* Collected data entries *
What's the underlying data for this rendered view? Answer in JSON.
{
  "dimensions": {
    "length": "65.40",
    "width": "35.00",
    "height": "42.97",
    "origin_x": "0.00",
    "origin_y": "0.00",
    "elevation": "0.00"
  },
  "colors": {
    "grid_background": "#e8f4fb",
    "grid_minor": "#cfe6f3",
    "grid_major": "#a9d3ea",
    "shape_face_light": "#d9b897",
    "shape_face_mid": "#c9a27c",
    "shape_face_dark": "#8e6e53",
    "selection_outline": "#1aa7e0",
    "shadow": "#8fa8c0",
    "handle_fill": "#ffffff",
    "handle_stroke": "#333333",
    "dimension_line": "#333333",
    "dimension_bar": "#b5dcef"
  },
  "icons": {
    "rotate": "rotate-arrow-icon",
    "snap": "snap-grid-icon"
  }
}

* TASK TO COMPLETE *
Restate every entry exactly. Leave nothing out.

* OUTPUT OF THE EXERCISE *
What's the underlying data for this rendered view? Answer in JSON.
{
  "dimensions": {
    "length": "65.40",
    "width": "35.00",
    "height": "42.97",
    "origin_x": "0.00",
    "origin_y": "0.00",
    "elevation": "0.00"
  },
  "colors": {
    "grid_background": "#e8f4fb",
    "grid_minor": "#cfe6f3",
    "grid_major": "#a9d3ea",
    "shape_face_light": "#d9b897",
    "shape_face_mid": "#c9a27c",
    "shape_face_dark": "#8e6e53",
    "selection_outline": "#1aa7e0",
    "shadow": "#8fa8c0",
    "handle_fill": "#ffffff",
    "handle_stroke": "#333333",
    "dimension_line": "#333333",
    "dimension_bar": "#b5dcef"
  },
  "icons": {
    "rotate": "rotate-arrow-icon",
    "snap": "snap-grid-icon"
  }
}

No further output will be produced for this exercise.